#### Exercise inputs

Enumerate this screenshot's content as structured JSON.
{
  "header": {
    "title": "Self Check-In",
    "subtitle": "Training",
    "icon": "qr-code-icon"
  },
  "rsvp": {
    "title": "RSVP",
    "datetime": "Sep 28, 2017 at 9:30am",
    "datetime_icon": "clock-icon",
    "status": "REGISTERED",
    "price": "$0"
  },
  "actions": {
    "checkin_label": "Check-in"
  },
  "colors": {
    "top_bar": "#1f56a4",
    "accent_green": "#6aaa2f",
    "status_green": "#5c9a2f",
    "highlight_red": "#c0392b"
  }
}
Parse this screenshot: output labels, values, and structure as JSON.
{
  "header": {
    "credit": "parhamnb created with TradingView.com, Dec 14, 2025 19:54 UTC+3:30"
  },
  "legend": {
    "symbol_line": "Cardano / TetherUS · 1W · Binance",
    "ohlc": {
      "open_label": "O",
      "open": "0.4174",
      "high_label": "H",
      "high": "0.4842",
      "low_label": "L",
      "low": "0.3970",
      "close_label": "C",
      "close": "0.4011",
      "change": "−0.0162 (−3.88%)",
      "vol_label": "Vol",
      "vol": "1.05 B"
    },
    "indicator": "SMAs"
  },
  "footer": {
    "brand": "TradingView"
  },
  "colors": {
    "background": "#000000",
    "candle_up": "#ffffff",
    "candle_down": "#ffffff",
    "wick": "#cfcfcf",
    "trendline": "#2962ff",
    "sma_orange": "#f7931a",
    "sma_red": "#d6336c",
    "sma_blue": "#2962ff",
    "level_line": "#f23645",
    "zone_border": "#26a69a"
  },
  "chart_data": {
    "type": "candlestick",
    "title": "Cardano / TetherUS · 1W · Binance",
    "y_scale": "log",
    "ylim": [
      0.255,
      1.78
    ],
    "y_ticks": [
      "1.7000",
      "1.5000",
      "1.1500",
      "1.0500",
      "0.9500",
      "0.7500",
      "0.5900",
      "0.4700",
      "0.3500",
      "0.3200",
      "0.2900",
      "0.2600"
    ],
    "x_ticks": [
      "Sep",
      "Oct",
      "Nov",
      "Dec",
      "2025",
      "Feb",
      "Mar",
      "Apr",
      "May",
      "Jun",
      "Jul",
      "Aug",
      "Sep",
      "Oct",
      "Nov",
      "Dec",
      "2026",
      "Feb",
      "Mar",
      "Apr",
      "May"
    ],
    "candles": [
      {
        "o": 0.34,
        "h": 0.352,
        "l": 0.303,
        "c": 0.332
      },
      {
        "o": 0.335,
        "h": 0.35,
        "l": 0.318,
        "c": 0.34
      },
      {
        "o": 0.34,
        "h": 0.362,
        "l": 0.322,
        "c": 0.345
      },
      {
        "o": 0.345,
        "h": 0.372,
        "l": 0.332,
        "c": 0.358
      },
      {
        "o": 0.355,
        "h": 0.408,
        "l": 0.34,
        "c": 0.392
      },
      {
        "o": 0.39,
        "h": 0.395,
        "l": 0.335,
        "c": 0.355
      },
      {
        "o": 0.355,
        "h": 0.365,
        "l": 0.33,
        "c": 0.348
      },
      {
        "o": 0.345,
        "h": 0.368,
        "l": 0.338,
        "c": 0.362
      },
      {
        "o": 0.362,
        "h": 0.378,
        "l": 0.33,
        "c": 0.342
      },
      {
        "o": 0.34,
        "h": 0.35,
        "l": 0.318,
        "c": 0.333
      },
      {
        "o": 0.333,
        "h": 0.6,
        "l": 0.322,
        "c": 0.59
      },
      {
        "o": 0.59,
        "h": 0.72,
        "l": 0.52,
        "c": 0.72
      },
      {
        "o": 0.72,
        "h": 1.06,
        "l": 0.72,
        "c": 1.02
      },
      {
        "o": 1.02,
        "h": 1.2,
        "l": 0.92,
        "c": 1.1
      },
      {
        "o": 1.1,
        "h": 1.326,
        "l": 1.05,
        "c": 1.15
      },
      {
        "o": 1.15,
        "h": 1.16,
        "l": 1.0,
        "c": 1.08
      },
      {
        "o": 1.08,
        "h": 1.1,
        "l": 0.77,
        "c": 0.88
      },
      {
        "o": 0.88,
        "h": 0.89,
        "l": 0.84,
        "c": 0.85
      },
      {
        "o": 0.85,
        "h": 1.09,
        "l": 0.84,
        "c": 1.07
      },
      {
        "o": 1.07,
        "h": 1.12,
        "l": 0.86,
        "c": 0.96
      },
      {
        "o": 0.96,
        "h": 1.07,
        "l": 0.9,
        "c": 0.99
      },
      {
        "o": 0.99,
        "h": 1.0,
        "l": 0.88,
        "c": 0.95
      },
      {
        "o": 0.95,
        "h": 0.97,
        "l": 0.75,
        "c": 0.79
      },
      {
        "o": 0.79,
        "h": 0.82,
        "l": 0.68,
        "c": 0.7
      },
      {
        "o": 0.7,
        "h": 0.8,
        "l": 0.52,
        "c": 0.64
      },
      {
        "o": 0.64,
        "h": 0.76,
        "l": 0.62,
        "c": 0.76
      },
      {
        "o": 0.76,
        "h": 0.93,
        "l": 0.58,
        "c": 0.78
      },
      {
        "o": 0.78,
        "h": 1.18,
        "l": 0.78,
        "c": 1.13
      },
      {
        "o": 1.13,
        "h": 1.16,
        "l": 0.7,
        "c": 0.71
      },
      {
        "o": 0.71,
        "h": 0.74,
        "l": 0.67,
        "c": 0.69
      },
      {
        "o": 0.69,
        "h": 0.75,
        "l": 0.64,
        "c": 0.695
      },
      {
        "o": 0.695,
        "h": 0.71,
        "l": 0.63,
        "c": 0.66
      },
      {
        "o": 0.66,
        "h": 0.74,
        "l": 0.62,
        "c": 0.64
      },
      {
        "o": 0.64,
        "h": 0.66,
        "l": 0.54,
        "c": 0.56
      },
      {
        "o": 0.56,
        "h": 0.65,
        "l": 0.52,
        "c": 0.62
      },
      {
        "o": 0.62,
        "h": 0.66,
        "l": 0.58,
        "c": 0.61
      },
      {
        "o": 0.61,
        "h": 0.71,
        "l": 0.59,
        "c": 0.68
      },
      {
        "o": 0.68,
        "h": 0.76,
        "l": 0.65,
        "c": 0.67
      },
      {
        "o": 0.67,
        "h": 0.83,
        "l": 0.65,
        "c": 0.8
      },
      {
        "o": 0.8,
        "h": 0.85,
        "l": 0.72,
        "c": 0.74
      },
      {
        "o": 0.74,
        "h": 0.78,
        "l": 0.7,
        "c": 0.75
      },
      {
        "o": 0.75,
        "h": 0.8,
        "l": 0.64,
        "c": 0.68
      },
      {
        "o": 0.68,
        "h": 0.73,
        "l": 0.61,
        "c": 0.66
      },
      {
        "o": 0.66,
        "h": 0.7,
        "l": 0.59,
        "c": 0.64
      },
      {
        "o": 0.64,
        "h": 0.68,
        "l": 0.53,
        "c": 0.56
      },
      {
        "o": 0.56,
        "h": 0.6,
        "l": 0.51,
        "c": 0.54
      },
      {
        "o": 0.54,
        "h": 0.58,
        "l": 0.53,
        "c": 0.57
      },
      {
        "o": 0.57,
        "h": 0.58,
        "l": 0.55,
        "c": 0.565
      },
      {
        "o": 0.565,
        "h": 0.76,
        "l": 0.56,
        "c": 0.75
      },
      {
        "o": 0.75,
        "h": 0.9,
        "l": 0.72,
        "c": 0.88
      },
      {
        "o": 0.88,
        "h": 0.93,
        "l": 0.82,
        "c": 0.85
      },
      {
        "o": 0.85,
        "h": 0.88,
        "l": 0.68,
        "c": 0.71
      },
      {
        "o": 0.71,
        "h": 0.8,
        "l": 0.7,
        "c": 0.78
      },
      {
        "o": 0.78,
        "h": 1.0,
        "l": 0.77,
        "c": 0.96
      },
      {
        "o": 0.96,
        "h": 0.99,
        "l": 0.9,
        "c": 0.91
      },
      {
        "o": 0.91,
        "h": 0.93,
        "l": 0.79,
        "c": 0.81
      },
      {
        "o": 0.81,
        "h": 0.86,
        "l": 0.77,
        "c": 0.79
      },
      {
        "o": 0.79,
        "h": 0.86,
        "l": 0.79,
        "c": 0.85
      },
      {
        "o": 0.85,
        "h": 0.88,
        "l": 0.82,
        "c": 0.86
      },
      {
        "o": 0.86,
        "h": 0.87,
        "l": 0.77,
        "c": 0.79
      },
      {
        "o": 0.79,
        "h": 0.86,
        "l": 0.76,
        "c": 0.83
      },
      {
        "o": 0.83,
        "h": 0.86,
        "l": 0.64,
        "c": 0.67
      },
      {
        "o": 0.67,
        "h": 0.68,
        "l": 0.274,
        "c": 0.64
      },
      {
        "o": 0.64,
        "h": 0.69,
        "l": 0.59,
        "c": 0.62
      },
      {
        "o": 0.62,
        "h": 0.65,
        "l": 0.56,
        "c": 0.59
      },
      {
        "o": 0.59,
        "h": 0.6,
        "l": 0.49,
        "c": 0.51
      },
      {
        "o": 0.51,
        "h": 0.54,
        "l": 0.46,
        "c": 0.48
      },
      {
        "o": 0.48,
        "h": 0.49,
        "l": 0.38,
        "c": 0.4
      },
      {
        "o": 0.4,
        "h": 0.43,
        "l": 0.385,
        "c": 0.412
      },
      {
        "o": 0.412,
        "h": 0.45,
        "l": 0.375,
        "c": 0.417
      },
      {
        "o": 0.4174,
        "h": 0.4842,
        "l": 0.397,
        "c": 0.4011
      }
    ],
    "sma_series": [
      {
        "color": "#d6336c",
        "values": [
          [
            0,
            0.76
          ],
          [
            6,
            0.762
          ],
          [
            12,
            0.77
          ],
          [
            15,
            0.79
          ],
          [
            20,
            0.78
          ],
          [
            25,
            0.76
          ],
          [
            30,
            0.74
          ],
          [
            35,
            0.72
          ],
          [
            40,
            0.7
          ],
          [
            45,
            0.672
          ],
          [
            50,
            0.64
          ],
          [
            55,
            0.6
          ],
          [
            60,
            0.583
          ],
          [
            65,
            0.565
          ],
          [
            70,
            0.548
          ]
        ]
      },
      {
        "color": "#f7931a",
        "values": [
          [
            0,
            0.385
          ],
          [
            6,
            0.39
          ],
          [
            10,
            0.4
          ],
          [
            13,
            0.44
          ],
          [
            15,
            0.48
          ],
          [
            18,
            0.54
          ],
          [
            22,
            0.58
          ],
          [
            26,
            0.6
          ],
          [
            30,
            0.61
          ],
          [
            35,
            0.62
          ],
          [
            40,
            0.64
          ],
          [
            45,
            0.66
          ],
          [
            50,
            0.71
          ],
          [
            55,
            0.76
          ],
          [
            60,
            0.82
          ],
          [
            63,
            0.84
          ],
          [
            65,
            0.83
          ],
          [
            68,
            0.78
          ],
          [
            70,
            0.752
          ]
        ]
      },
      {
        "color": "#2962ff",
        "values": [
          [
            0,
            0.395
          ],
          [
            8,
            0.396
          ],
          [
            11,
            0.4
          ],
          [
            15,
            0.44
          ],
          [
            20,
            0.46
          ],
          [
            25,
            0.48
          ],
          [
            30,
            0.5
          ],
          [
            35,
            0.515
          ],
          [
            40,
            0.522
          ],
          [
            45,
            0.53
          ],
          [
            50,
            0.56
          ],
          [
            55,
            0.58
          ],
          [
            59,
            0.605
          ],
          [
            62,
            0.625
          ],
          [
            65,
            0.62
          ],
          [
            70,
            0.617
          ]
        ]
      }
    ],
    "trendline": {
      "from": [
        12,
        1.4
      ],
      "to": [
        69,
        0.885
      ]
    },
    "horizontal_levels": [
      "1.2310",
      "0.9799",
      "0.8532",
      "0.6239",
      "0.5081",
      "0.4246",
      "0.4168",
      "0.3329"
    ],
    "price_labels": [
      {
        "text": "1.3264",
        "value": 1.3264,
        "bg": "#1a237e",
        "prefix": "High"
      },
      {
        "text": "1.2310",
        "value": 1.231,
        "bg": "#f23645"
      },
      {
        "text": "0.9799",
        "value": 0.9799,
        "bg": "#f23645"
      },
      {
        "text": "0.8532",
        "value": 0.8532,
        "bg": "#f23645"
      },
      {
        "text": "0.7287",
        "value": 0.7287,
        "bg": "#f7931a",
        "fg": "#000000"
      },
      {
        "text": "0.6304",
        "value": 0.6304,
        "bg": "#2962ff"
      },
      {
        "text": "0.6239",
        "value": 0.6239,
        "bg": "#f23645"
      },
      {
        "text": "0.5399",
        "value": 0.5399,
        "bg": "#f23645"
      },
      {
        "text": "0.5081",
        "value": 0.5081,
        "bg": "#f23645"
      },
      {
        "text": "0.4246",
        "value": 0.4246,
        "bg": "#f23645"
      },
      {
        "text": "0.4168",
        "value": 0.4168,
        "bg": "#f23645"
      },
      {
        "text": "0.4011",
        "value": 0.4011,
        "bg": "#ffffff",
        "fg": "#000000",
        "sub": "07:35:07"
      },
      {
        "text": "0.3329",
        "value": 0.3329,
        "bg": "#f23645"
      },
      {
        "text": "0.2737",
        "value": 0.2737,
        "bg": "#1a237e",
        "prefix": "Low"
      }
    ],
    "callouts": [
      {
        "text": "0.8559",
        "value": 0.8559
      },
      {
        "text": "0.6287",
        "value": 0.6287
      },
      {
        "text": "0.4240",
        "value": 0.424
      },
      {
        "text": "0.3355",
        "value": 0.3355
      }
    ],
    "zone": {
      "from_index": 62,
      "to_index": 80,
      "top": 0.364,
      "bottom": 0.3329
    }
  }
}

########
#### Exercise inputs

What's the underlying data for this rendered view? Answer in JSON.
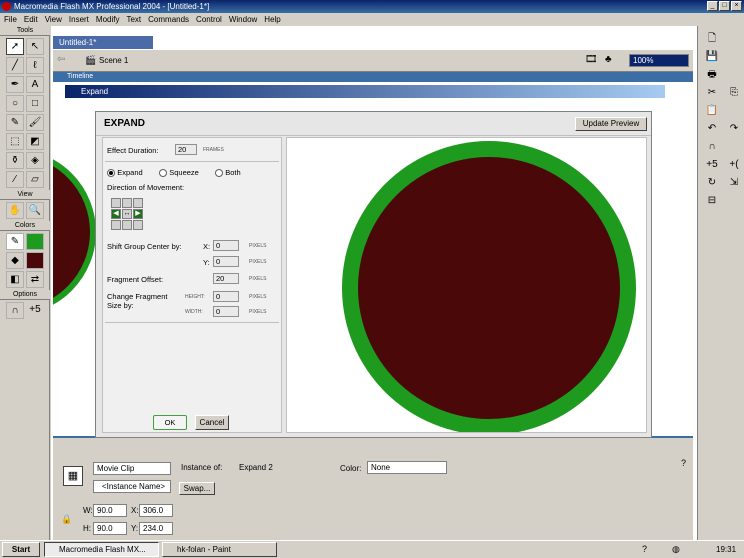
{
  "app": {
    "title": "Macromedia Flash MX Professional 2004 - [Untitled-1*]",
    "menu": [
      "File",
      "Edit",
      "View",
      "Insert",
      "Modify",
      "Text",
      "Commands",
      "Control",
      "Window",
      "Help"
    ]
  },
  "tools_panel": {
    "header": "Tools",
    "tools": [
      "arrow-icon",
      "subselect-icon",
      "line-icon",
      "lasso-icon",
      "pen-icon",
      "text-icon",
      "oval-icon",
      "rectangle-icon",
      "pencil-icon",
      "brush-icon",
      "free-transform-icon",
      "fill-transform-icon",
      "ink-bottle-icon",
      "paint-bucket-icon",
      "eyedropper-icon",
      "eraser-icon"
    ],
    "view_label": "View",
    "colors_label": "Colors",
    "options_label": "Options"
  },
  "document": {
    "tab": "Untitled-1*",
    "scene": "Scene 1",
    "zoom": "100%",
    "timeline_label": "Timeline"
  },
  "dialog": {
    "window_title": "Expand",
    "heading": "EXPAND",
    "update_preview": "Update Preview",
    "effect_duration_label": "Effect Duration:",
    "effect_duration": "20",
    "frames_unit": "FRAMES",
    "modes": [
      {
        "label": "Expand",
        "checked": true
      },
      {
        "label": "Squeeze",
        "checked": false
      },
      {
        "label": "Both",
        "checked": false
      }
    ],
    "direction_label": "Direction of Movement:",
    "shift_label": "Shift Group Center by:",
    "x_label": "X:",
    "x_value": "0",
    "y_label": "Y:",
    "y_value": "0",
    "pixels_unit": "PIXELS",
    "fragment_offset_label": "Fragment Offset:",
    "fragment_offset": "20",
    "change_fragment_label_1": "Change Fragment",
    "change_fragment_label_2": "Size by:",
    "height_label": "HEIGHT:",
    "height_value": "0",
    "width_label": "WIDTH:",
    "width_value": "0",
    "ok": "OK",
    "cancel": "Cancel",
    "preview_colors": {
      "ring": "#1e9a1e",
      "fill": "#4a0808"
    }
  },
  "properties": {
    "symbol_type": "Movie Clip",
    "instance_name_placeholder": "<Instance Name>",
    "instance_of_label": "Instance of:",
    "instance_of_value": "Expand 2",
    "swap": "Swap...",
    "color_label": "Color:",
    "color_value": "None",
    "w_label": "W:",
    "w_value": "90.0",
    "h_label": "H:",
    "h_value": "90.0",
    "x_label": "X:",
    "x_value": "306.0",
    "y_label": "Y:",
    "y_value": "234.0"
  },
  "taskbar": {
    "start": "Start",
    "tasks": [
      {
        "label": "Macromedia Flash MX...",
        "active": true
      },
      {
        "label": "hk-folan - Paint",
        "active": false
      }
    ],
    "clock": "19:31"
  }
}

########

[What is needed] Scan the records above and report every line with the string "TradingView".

[Task result]
    "credit": "parhamnb created with TradingView.com, Dec 14, 2025 19:54 UTC+3:30"
    "brand": "TradingView"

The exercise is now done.